* [RECORD EXTRACTS]

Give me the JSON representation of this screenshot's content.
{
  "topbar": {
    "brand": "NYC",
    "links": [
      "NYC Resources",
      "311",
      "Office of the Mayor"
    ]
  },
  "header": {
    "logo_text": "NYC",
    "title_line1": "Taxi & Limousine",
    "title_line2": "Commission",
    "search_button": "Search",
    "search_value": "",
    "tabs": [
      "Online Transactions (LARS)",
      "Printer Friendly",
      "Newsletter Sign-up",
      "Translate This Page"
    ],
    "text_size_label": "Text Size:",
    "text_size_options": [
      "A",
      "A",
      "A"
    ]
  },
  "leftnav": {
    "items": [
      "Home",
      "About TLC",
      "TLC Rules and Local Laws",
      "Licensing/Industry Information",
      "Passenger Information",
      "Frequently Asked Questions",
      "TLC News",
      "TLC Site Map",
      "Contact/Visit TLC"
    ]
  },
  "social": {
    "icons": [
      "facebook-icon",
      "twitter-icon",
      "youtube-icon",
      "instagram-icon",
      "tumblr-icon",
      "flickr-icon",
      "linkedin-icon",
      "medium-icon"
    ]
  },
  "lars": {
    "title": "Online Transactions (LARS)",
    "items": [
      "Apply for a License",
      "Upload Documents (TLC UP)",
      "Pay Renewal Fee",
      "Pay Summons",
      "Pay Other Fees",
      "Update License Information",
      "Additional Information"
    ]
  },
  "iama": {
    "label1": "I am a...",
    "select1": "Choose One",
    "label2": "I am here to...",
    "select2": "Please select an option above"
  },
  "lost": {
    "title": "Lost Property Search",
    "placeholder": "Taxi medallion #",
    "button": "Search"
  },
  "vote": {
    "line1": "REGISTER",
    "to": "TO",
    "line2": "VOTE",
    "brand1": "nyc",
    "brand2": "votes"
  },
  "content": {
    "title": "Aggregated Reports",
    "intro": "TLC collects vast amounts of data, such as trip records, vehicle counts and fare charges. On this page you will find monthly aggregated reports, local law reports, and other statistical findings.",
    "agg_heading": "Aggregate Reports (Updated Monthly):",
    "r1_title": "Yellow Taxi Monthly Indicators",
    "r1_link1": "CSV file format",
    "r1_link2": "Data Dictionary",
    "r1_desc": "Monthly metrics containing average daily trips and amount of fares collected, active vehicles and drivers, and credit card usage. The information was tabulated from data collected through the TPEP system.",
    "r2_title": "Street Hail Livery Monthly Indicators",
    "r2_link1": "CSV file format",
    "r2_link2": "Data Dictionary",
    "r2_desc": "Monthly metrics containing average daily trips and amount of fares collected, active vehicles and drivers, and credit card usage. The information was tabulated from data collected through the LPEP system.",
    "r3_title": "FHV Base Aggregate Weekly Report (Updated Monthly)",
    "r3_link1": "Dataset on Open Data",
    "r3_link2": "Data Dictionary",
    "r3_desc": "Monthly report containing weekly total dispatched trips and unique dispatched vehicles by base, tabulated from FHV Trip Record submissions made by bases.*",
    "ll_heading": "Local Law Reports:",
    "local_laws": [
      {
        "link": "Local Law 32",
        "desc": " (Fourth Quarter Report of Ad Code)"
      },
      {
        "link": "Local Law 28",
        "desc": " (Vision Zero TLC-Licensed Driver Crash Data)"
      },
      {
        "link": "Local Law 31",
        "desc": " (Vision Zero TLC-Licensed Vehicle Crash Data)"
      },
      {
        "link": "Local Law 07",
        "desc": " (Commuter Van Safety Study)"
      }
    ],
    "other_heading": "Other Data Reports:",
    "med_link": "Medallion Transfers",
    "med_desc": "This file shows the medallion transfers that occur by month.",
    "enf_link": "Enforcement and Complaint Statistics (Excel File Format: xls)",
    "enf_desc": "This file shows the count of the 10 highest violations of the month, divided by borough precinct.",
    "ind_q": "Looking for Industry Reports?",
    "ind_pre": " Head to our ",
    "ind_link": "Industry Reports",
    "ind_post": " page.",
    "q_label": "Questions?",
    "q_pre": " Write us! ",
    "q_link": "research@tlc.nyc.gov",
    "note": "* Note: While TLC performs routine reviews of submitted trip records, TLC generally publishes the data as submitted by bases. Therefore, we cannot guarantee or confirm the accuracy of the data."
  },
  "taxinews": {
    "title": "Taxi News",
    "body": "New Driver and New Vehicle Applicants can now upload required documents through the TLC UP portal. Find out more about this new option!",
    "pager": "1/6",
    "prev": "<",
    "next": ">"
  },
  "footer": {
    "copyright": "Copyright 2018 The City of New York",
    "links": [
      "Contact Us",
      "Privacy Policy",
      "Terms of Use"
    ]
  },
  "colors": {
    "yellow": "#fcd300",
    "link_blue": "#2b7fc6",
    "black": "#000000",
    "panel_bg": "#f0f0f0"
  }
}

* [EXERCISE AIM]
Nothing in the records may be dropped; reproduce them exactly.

* [SOLUTION TO THIS EXERCISE]
Give me the JSON representation of this screenshot's content.
{
  "topbar": {
    "brand": "NYC",
    "links": [
      "NYC Resources",
      "311",
      "Office of the Mayor"
    ]
  },
  "header": {
    "logo_text": "NYC",
    "title_line1": "Taxi & Limousine",
    "title_line2": "Commission",
    "search_button": "Search",
    "search_value": "",
    "tabs": [
      "Online Transactions (LARS)",
      "Printer Friendly",
      "Newsletter Sign-up",
      "Translate This Page"
    ],
    "text_size_label": "Text Size:",
    "text_size_options": [
      "A",
      "A",
      "A"
    ]
  },
  "leftnav": {
    "items": [
      "Home",
      "About TLC",
      "TLC Rules and Local Laws",
      "Licensing/Industry Information",
      "Passenger Information",
      "Frequently Asked Questions",
      "TLC News",
      "TLC Site Map",
      "Contact/Visit TLC"
    ]
  },
  "social": {
    "icons": [
      "facebook-icon",
      "twitter-icon",
      "youtube-icon",
      "instagram-icon",
      "tumblr-icon",
      "flickr-icon",
      "linkedin-icon",
      "medium-icon"
    ]
  },
  "lars": {
    "title": "Online Transactions (LARS)",
    "items": [
      "Apply for a License",
      "Upload Documents (TLC UP)",
      "Pay Renewal Fee",
      "Pay Summons",
      "Pay Other Fees",
      "Update License Information",
      "Additional Information"
    ]
  },
  "iama": {
    "label1": "I am a...",
    "select1": "Choose One",
    "label2": "I am here to...",
    "select2": "Please select an option above"
  },
  "lost": {
    "title": "Lost Property Search",
    "placeholder": "Taxi medallion #",
    "button": "Search"
  },
  "vote": {
    "line1": "REGISTER",
    "to": "TO",
    "line2": "VOTE",
    "brand1": "nyc",
    "brand2": "votes"
  },
  "content": {
    "title": "Aggregated Reports",
    "intro": "TLC collects vast amounts of data, such as trip records, vehicle counts and fare charges. On this page you will find monthly aggregated reports, local law reports, and other statistical findings.",
    "agg_heading": "Aggregate Reports (Updated Monthly):",
    "r1_title": "Yellow Taxi Monthly Indicators",
    "r1_link1": "CSV file format",
    "r1_link2": "Data Dictionary",
    "r1_desc": "Monthly metrics containing average daily trips and amount of fares collected, active vehicles and drivers, and credit card usage. The information was tabulated from data collected through the TPEP system.",
    "r2_title": "Street Hail Livery Monthly Indicators",
    "r2_link1": "CSV file format",
    "r2_link2": "Data Dictionary",
    "r2_desc": "Monthly metrics containing average daily trips and amount of fares collected, active vehicles and drivers, and credit card usage. The information was tabulated from data collected through the LPEP system.",
    "r3_title": "FHV Base Aggregate Weekly Report (Updated Monthly)",
    "r3_link1": "Dataset on Open Data",
    "r3_link2": "Data Dictionary",
    "r3_desc": "Monthly report containing weekly total dispatched trips and unique dispatched vehicles by base, tabulated from FHV Trip Record submissions made by bases.*",
    "ll_heading": "Local Law Reports:",
    "local_laws": [
      {
        "link": "Local Law 32",
        "desc": " (Fourth Quarter Report of Ad Code)"
      },
      {
        "link": "Local Law 28",
        "desc": " (Vision Zero TLC-Licensed Driver Crash Data)"
      },
      {
        "link": "Local Law 31",
        "desc": " (Vision Zero TLC-Licensed Vehicle Crash Data)"
      },
      {
        "link": "Local Law 07",
        "desc": " (Commuter Van Safety Study)"
      }
    ],
    "other_heading": "Other Data Reports:",
    "med_link": "Medallion Transfers",
    "med_desc": "This file shows the medallion transfers that occur by month.",
    "enf_link": "Enforcement and Complaint Statistics (Excel File Format: xls)",
    "enf_desc": "This file shows the count of the 10 highest violations of the month, divided by borough precinct.",
    "ind_q": "Looking for Industry Reports?",
    "ind_pre": " Head to our ",
    "ind_link": "Industry Reports",
    "ind_post": " page.",
    "q_label": "Questions?",
    "q_pre": " Write us! ",
    "q_link": "research@tlc.nyc.gov",
    "note": "* Note: While TLC performs routine reviews of submitted trip records, TLC generally publishes the data as submitted by bases. Therefore, we cannot guarantee or confirm the accuracy of the data."
  },
  "taxinews": {
    "title": "Taxi News",
    "body": "New Driver and New Vehicle Applicants can now upload required documents through the TLC UP portal. Find out more about this new option!",
    "pager": "1/6",
    "prev": "<",
    "next": ">"
  },
  "footer": {
    "copyright": "Copyright 2018 The City of New York",
    "links": [
      "Contact Us",
      "Privacy Policy",
      "Terms of Use"
    ]
  },
  "colors": {
    "yellow": "#fcd300",
    "link_blue": "#2b7fc6",
    "black": "#000000",
    "panel_bg": "#f0f0f0"
  }
}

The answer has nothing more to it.